Segment Open
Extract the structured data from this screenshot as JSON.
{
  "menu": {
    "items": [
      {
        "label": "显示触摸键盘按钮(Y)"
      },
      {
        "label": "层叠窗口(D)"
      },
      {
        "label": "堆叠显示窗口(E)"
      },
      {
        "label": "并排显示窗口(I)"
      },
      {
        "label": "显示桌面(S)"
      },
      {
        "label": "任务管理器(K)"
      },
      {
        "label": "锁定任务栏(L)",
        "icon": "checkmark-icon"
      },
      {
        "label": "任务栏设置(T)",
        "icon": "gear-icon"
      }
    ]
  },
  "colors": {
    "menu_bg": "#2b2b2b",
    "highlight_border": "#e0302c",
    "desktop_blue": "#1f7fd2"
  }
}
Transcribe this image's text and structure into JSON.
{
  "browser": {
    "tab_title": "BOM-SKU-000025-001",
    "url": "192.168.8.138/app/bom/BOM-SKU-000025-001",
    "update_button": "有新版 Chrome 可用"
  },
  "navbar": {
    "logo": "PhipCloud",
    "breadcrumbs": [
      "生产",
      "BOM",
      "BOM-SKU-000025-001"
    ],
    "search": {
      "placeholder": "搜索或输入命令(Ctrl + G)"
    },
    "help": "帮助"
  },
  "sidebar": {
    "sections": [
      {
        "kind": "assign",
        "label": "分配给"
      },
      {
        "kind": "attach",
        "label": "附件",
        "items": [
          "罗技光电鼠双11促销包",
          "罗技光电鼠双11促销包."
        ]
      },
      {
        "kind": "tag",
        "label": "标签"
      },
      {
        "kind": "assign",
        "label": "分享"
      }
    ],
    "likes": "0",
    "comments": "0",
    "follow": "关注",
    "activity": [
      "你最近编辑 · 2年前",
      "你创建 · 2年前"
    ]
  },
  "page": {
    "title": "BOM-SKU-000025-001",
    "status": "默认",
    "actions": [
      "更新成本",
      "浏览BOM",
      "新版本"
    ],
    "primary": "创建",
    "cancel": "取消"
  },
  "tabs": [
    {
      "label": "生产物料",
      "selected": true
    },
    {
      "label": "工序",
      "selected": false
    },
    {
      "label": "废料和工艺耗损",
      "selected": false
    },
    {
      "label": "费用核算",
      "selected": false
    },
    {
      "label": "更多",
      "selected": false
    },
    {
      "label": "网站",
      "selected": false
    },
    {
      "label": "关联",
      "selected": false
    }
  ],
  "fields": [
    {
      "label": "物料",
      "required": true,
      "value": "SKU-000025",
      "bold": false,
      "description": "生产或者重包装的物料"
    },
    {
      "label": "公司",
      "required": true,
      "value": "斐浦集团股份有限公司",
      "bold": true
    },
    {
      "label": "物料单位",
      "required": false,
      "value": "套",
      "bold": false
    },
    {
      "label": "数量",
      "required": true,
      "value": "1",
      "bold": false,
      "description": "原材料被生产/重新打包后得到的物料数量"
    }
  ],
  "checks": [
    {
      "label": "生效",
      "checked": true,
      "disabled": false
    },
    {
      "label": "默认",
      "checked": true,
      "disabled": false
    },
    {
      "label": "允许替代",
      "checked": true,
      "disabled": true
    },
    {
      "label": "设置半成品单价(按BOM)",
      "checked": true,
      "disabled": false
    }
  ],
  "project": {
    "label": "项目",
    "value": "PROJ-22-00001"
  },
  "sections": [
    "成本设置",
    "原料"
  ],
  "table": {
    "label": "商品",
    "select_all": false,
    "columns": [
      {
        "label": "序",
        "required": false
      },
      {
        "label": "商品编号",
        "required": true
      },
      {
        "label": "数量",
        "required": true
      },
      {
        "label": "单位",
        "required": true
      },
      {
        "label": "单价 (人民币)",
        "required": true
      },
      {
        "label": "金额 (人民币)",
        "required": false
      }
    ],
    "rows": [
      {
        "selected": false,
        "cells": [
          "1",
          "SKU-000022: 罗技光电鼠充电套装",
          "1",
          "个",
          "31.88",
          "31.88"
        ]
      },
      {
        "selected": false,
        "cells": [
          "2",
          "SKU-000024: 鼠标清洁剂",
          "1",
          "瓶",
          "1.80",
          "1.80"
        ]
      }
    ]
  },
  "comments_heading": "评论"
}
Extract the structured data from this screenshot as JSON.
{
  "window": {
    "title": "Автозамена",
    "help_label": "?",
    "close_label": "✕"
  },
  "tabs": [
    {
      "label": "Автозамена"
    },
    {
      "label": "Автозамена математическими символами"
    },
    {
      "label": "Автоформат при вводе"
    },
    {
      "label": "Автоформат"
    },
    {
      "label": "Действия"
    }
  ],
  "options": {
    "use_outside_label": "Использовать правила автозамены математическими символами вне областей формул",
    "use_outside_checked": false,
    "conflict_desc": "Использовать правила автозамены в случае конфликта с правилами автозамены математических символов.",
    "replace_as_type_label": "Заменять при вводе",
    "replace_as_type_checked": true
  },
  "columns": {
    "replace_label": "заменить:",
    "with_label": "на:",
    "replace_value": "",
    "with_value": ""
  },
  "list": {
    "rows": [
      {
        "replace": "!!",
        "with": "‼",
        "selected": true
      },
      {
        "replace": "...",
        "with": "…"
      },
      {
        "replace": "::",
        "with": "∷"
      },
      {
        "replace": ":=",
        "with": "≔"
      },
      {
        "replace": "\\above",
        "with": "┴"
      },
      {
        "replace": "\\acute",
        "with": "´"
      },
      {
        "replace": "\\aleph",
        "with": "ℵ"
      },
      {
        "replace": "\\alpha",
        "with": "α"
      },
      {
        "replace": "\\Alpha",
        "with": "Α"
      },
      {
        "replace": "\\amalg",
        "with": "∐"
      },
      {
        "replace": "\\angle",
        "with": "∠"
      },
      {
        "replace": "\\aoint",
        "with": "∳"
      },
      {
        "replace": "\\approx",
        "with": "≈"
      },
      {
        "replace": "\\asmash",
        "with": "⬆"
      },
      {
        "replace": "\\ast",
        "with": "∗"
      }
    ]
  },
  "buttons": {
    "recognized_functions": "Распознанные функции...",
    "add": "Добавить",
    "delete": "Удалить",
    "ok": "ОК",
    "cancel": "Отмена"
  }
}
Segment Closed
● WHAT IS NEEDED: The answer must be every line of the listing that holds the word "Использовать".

● THE COMPLETED TASK:
    "use_outside_label": "Использовать правила автозамены математическими символами вне областей формул",
    "conflict_desc": "Использовать правила автозамены в случае конфликта с правилами автозамены математических символов.",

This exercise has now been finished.